Alas, over a period of time the various funding streams dried up but at least the Pang didn’t. We now move into a period of uncertainty. Aside from a rather lifeless stretch between Bucklebury village and Stanford Dingley, the River Pang is in relatively sound condition but there is definitely room for improvement. Without protection and the interest and efforts of its friends the river as a habitat will deteriorate. It is important to appreciate the achievements of a few individuals who sustained and improved the river over the past 20-30 years and for the need of a new generation of volunteers to come forward to take this unique natural asset into a safe future.
Today the pre-eminent local conservation organisation is West Berkshire Countryside Society. Alongside fund-raising and social events, the Society runs two volunteer groups. The Pang Valley Conservation Volunteers undertake practical tasks such as hedge-laying, footpath clearing, planting hedges and wildflowers, creating glades and other habitats in historic woods and removing undesirable plants such as Himalayan Balsam, Japanese Knotweed and Ragwort. Bucklebury Heathlands Conservation Group have steadily been removing the silver birch, Scots pine and other trees from Bucklebury Common to enable the re-establishment of heather, bringing with it species such as woodlarks, nightjars, glow-worms and lizards.
In addition there is a group of villagers (aka “The Dredge Gang”) who undertake vital maintenance work on the River Pang and St Denys churchyard. Longer term there is an ambition to improve the hydromorphology and habitat upstream of the village to the point of establishing a substantial and sustainable brown trout population which has suffered through recent weather events.
From a farming perspective, the rich landscapes around Stanford Dingley support a diverse range of agricultural businesses. Examples include mixed organic sheep and arable at Rushall Manor Farm (which opens its barn doors to the public at lambing time), the dairy herd at Severals Farm, racehorses at Pangfield Farm, sheep at Bushnells Green, the pedigree Charolais herd at Hillfoot Farm, exotic rheas and alpacas at Mazelands, Christmas trees on the Yattendon estate and organic pigs at New Barn Farm.
Hillfoot Farm also showcases the technology and green credentials of modern farming with their investment in a large-scale slurry digester. This converts agricultural waste products into methane gas from which electricity is generated and fed back into the National Grid. As a by-product, heat produced by the plant is used to heat local houses.
Farmers naturally undertake the stewardship of our countryside and farmers of the Pang Valley are major contributors to conservation. There have been major programmes of tree planting, hedge cutting and laying and creation of new habitats such as ponds. Many of the fields have had wild margins set aside to provide natural habitat for plants, insects and birds. As a result of these efforts skylark, lapwing, partridge, geese, kite, buzzard, heron and egret are common sights and sounds in the Pang Valley.
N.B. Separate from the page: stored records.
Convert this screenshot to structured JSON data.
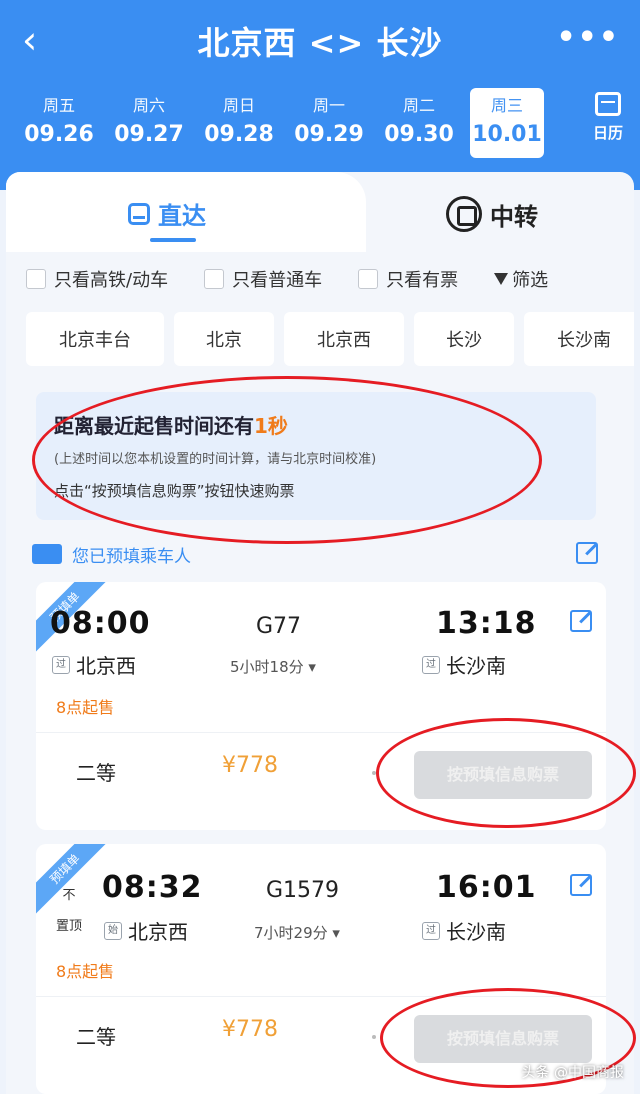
{
  "header": {
    "back_glyph": "‹",
    "title": "北京西 <> 长沙",
    "more_glyph": "•••",
    "calendar_label": "日历"
  },
  "dates": [
    {
      "weekday": "周五",
      "date": "09.26",
      "active": false
    },
    {
      "weekday": "周六",
      "date": "09.27",
      "active": false
    },
    {
      "weekday": "周日",
      "date": "09.28",
      "active": false
    },
    {
      "weekday": "周一",
      "date": "09.29",
      "active": false
    },
    {
      "weekday": "周二",
      "date": "09.30",
      "active": false
    },
    {
      "weekday": "周三",
      "date": "10.01",
      "active": true
    }
  ],
  "mode_tabs": {
    "direct": "直达",
    "transfer": "中转"
  },
  "filters": {
    "high_speed": "只看高铁/动车",
    "normal": "只看普通车",
    "available": "只看有票",
    "filter_btn": "筛选"
  },
  "stations": [
    "北京丰台",
    "北京",
    "北京西",
    "长沙",
    "长沙南"
  ],
  "notice": {
    "title_prefix": "距离最近起售时间还有",
    "title_highlight": "1秒",
    "subtitle": "(上述时间以您本机设置的时间计算，请与北京时间校准)",
    "hint": "点击“按预填信息购票”按钮快速购票"
  },
  "prefill": {
    "text": "您已预填乘车人"
  },
  "trains": [
    {
      "ribbon": "预填单",
      "dep_time": "08:00",
      "train_no": "G77",
      "arr_time": "13:18",
      "duration": "5小时18分 ▾",
      "dep_badge": "过",
      "dep_station": "北京西",
      "arr_badge": "过",
      "arr_station": "长沙南",
      "sale": "8点起售",
      "seat": "二等",
      "price": "¥778",
      "buy_label": "按预填信息购票"
    },
    {
      "ribbon": "预填单",
      "pin_top": "不",
      "pin_bottom": "置顶",
      "dep_time": "08:32",
      "train_no": "G1579",
      "arr_time": "16:01",
      "duration": "7小时29分 ▾",
      "dep_badge": "始",
      "dep_station": "北京西",
      "arr_badge": "过",
      "arr_station": "长沙南",
      "sale": "8点起售",
      "seat": "二等",
      "price": "¥778",
      "buy_label": "按预填信息购票"
    }
  ],
  "watermark": "头条 @中国商报",
  "colors": {
    "brand_blue": "#3a8ef2",
    "orange": "#f07b1a",
    "annotation_red": "#e51c23"
  }
}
Whilst we can and should celebrate such success, we must also remember there are aspects that are going less well. In line with many parts of England and despite the provision of 119 nest boxes throughout the Pang Valley, Barn Owls have suffered after the cold wet spring of 2013 as prey species failed to breed in sufficient numbers. There were no Barn Owl chicks raised in 2013 and the number of adult birds is very fragile.
It becomes clear then that much remains to be done to protect and improve our local environment. This does not happen on its own and in the new economic reality no government agency or local council will come and do this for us. Localism and self-help will determine whether we can hand it on in a better or worse condition from when it was handed to us. Do get involved to support local conservation!